**Problem statement**
Could you return every record below exactly as it stands, leaving out the pictures?

Start of Material shown

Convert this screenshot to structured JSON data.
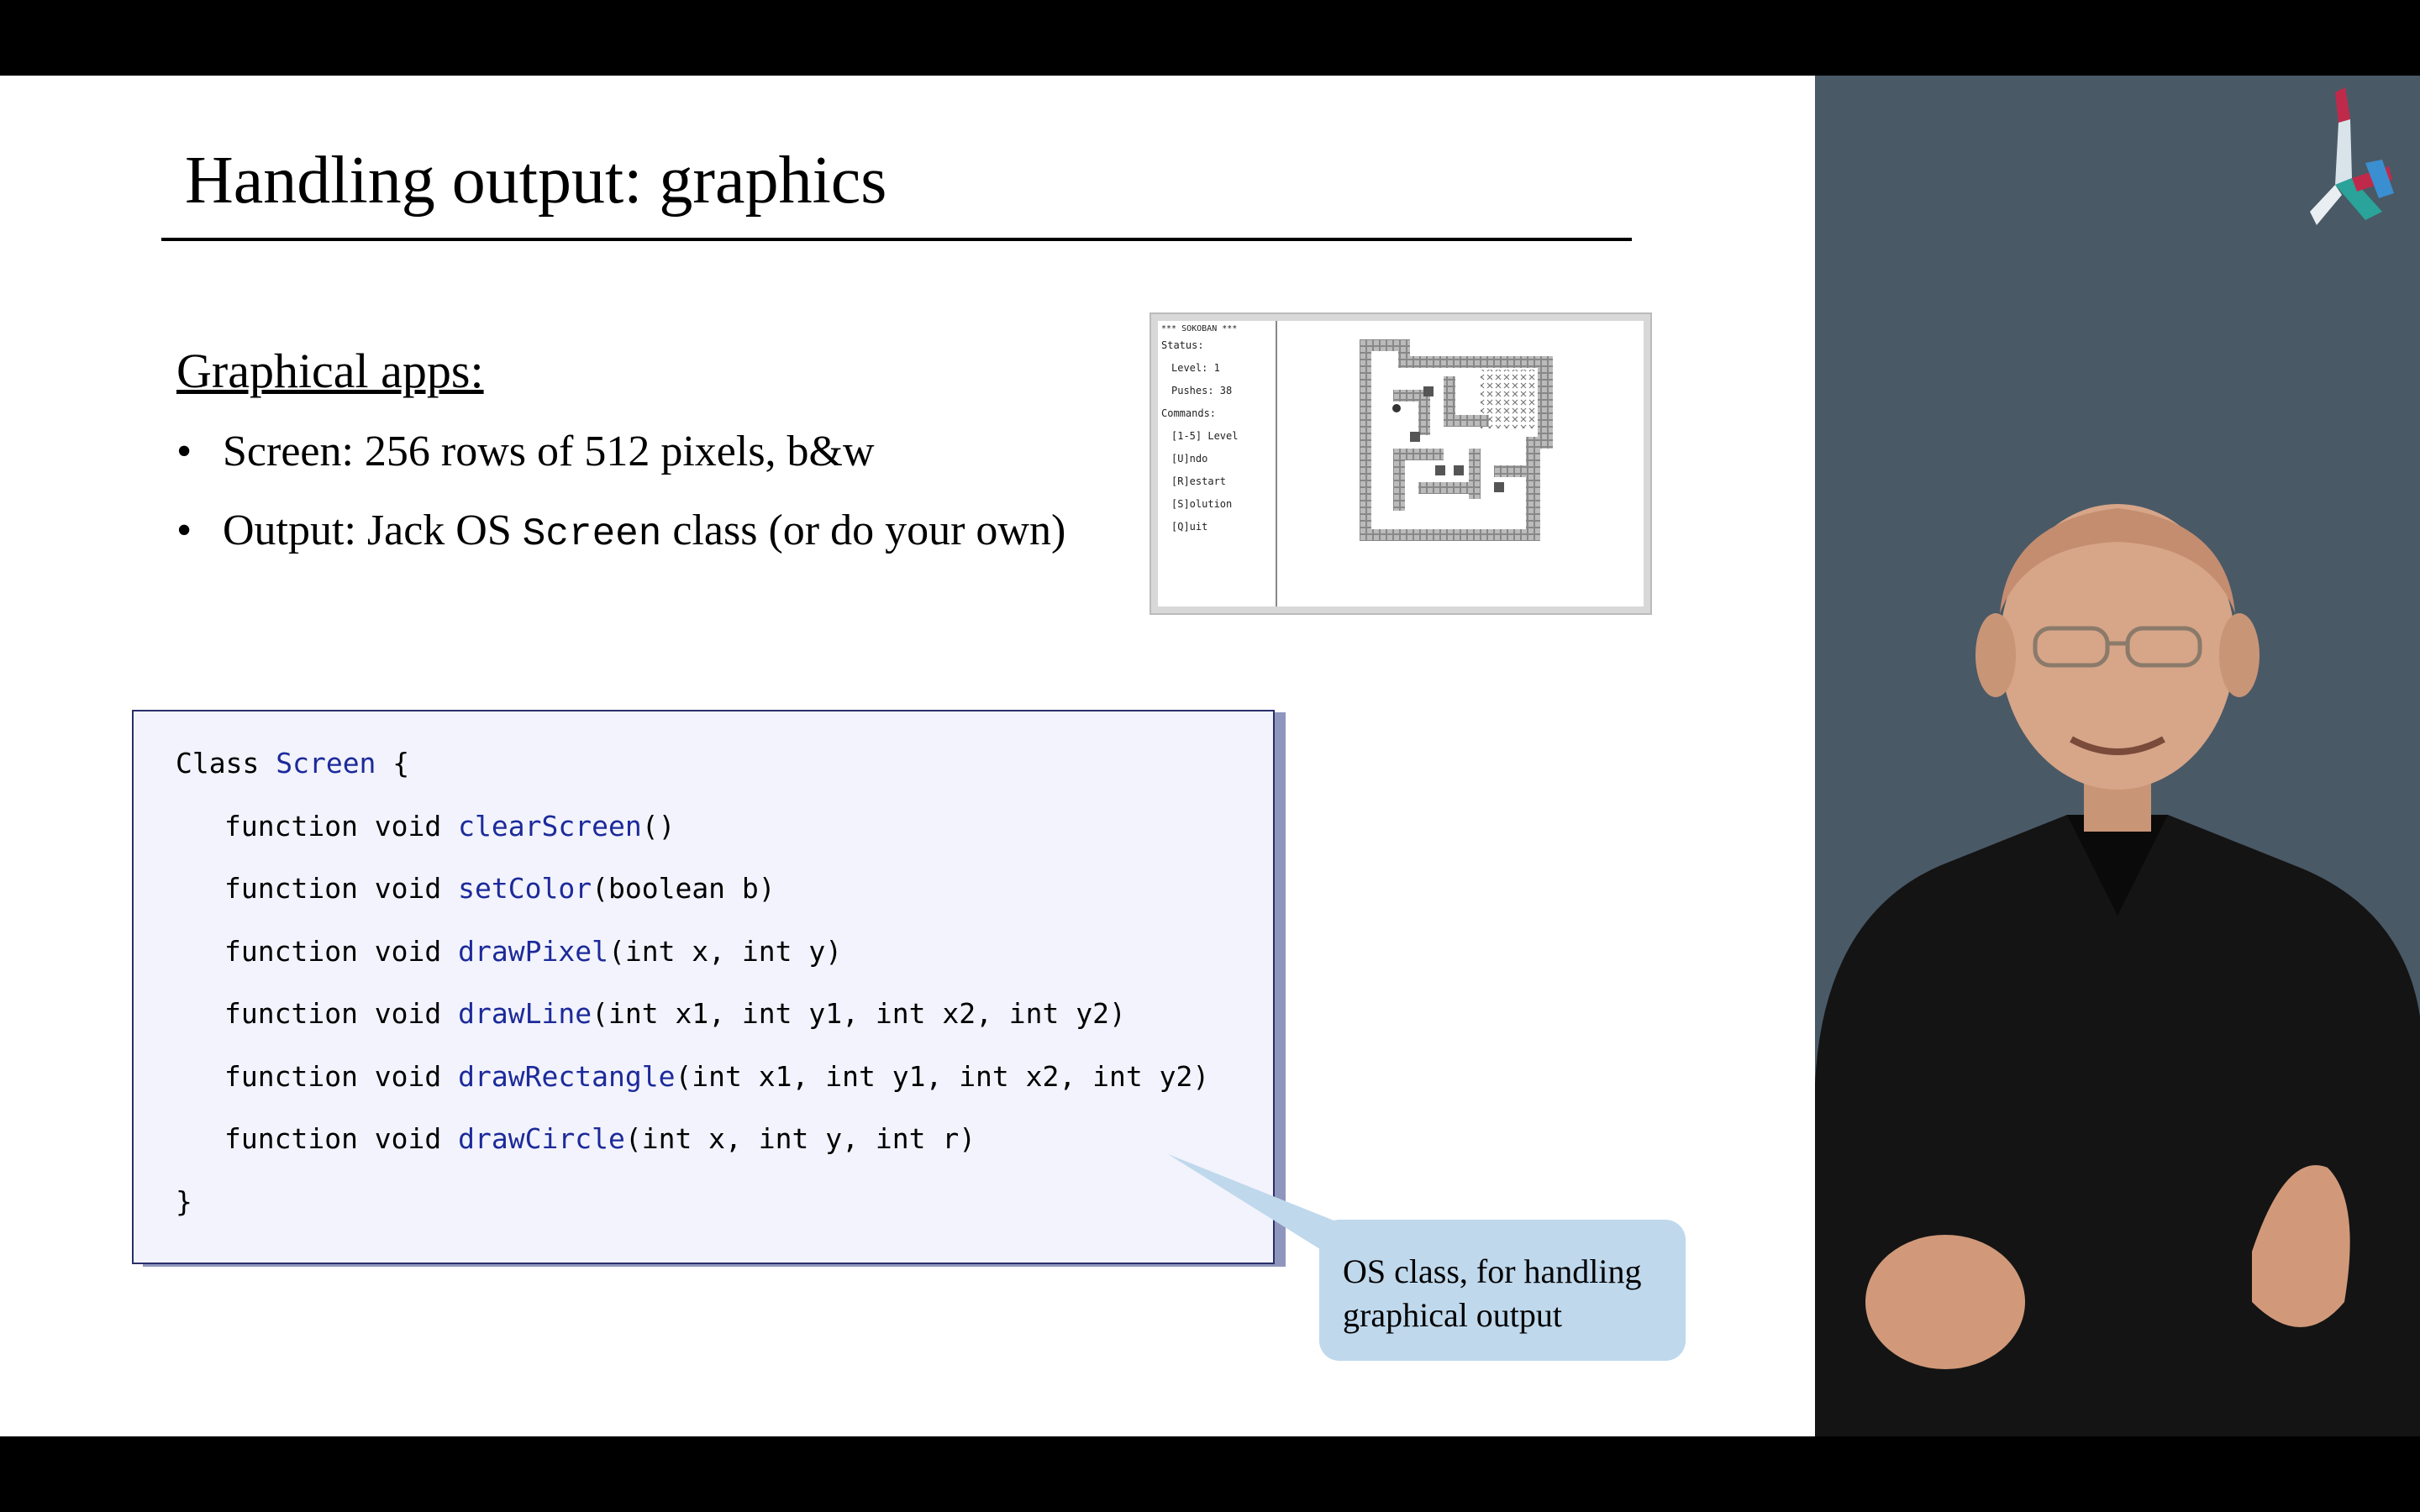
{
  "slide": {
    "title": "Handling output: graphics",
    "subheading": "Graphical apps:",
    "bullets": [
      {
        "text": "Screen: 256 rows of 512 pixels, b&w"
      },
      {
        "prefix": "Output: Jack OS ",
        "code": "Screen",
        "suffix": " class (or do your own)"
      }
    ]
  },
  "game_screenshot": {
    "header_line": "*** SOKOBAN ***",
    "lines": [
      "Status:",
      "  Level:  1",
      "  Pushes: 38",
      "Commands:",
      "  [1-5] Level",
      "  [U]ndo",
      "  [R]estart",
      "  [S]olution",
      "  [Q]uit"
    ]
  },
  "code": {
    "line0": {
      "keyword": "Class ",
      "name": "Screen",
      "rest": " {"
    },
    "functions": [
      {
        "prefix": "function void ",
        "name": "clearScreen",
        "args": "()"
      },
      {
        "prefix": "function void ",
        "name": "setColor",
        "args": "(boolean b)"
      },
      {
        "prefix": "function void ",
        "name": "drawPixel",
        "args": "(int x, int y)"
      },
      {
        "prefix": "function void ",
        "name": "drawLine",
        "args": "(int x1, int y1, int x2, int y2)"
      },
      {
        "prefix": "function void ",
        "name": "drawRectangle",
        "args": "(int x1, int y1, int x2, int y2)"
      },
      {
        "prefix": "function void ",
        "name": "drawCircle",
        "args": "(int x, int y, int r)"
      }
    ],
    "closing": "}"
  },
  "callout": {
    "line1": "OS class, for handling",
    "line2": "graphical output"
  },
  "colors": {
    "function_name": "#1c2a9a",
    "code_background": "#f2f3fc",
    "callout_background": "#bfd8ec",
    "side_panel": "#4a5966"
  },
  "icons": [
    "course-logo-icon",
    "presenter-video"
  ]
}
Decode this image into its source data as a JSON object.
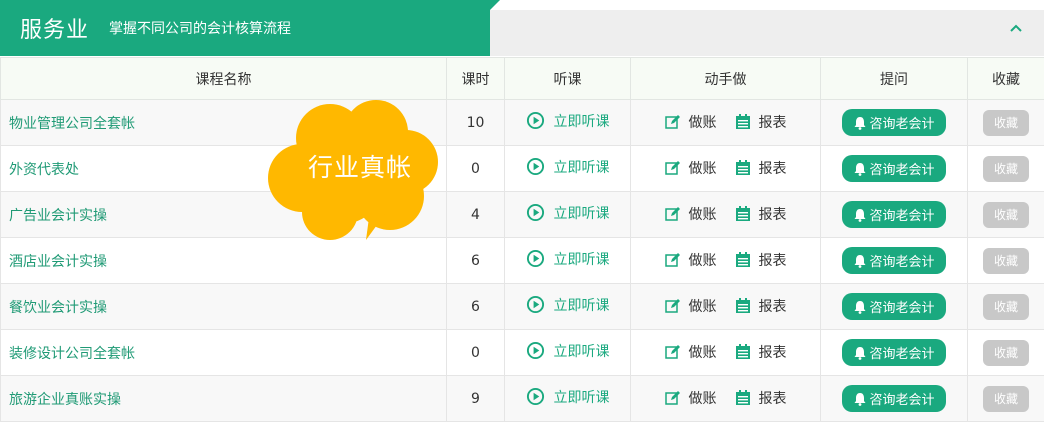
{
  "header": {
    "title": "服务业",
    "subtitle": "掌握不同公司的会计核算流程",
    "collapse_icon": "chevron-up-icon"
  },
  "colors": {
    "accent": "#1aa97f",
    "callout": "#ffb800",
    "favorite_button": "#c8c8c8"
  },
  "table": {
    "columns": [
      "课程名称",
      "课时",
      "听课",
      "动手做",
      "提问",
      "收藏"
    ],
    "rows": [
      {
        "name": "物业管理公司全套帐",
        "hours": "10",
        "listen": "立即听课",
        "do_books": "做账",
        "do_report": "报表",
        "ask": "咨询老会计",
        "fav": "收藏"
      },
      {
        "name": "外资代表处",
        "hours": "0",
        "listen": "立即听课",
        "do_books": "做账",
        "do_report": "报表",
        "ask": "咨询老会计",
        "fav": "收藏"
      },
      {
        "name": "广告业会计实操",
        "hours": "4",
        "listen": "立即听课",
        "do_books": "做账",
        "do_report": "报表",
        "ask": "咨询老会计",
        "fav": "收藏"
      },
      {
        "name": "酒店业会计实操",
        "hours": "6",
        "listen": "立即听课",
        "do_books": "做账",
        "do_report": "报表",
        "ask": "咨询老会计",
        "fav": "收藏"
      },
      {
        "name": "餐饮业会计实操",
        "hours": "6",
        "listen": "立即听课",
        "do_books": "做账",
        "do_report": "报表",
        "ask": "咨询老会计",
        "fav": "收藏"
      },
      {
        "name": "装修设计公司全套帐",
        "hours": "0",
        "listen": "立即听课",
        "do_books": "做账",
        "do_report": "报表",
        "ask": "咨询老会计",
        "fav": "收藏"
      },
      {
        "name": "旅游企业真账实操",
        "hours": "9",
        "listen": "立即听课",
        "do_books": "做账",
        "do_report": "报表",
        "ask": "咨询老会计",
        "fav": "收藏"
      }
    ]
  },
  "callout": {
    "text": "行业真帐"
  }
}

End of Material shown

**Problem solution**
Convert this screenshot to structured JSON data.
{
  "slide": {
    "title": "Handling output: graphics",
    "subheading": "Graphical apps:",
    "bullets": [
      {
        "text": "Screen: 256 rows of 512 pixels, b&w"
      },
      {
        "prefix": "Output: Jack OS ",
        "code": "Screen",
        "suffix": " class (or do your own)"
      }
    ]
  },
  "game_screenshot": {
    "header_line": "*** SOKOBAN ***",
    "lines": [
      "Status:",
      "  Level:  1",
      "  Pushes: 38",
      "Commands:",
      "  [1-5] Level",
      "  [U]ndo",
      "  [R]estart",
      "  [S]olution",
      "  [Q]uit"
    ]
  },
  "code": {
    "line0": {
      "keyword": "Class ",
      "name": "Screen",
      "rest": " {"
    },
    "functions": [
      {
        "prefix": "function void ",
        "name": "clearScreen",
        "args": "()"
      },
      {
        "prefix": "function void ",
        "name": "setColor",
        "args": "(boolean b)"
      },
      {
        "prefix": "function void ",
        "name": "drawPixel",
        "args": "(int x, int y)"
      },
      {
        "prefix": "function void ",
        "name": "drawLine",
        "args": "(int x1, int y1, int x2, int y2)"
      },
      {
        "prefix": "function void ",
        "name": "drawRectangle",
        "args": "(int x1, int y1, int x2, int y2)"
      },
      {
        "prefix": "function void ",
        "name": "drawCircle",
        "args": "(int x, int y, int r)"
      }
    ],
    "closing": "}"
  },
  "callout": {
    "line1": "OS class, for handling",
    "line2": "graphical output"
  },
  "colors": {
    "function_name": "#1c2a9a",
    "code_background": "#f2f3fc",
    "callout_background": "#bfd8ec",
    "side_panel": "#4a5966"
  },
  "icons": [
    "course-logo-icon",
    "presenter-video"
  ]
}
Decode this image into its source data as a JSON object.
{
  "header": {
    "title": "服务业",
    "subtitle": "掌握不同公司的会计核算流程",
    "collapse_icon": "chevron-up-icon"
  },
  "colors": {
    "accent": "#1aa97f",
    "callout": "#ffb800",
    "favorite_button": "#c8c8c8"
  },
  "table": {
    "columns": [
      "课程名称",
      "课时",
      "听课",
      "动手做",
      "提问",
      "收藏"
    ],
    "rows": [
      {
        "name": "物业管理公司全套帐",
        "hours": "10",
        "listen": "立即听课",
        "do_books": "做账",
        "do_report": "报表",
        "ask": "咨询老会计",
        "fav": "收藏"
      },
      {
        "name": "外资代表处",
        "hours": "0",
        "listen": "立即听课",
        "do_books": "做账",
        "do_report": "报表",
        "ask": "咨询老会计",
        "fav": "收藏"
      },
      {
        "name": "广告业会计实操",
        "hours": "4",
        "listen": "立即听课",
        "do_books": "做账",
        "do_report": "报表",
        "ask": "咨询老会计",
        "fav": "收藏"
      },
      {
        "name": "酒店业会计实操",
        "hours": "6",
        "listen": "立即听课",
        "do_books": "做账",
        "do_report": "报表",
        "ask": "咨询老会计",
        "fav": "收藏"
      },
      {
        "name": "餐饮业会计实操",
        "hours": "6",
        "listen": "立即听课",
        "do_books": "做账",
        "do_report": "报表",
        "ask": "咨询老会计",
        "fav": "收藏"
      },
      {
        "name": "装修设计公司全套帐",
        "hours": "0",
        "listen": "立即听课",
        "do_books": "做账",
        "do_report": "报表",
        "ask": "咨询老会计",
        "fav": "收藏"
      },
      {
        "name": "旅游企业真账实操",
        "hours": "9",
        "listen": "立即听课",
        "do_books": "做账",
        "do_report": "报表",
        "ask": "咨询老会计",
        "fav": "收藏"
      }
    ]
  },
  "callout": {
    "text": "行业真帐"
  }
}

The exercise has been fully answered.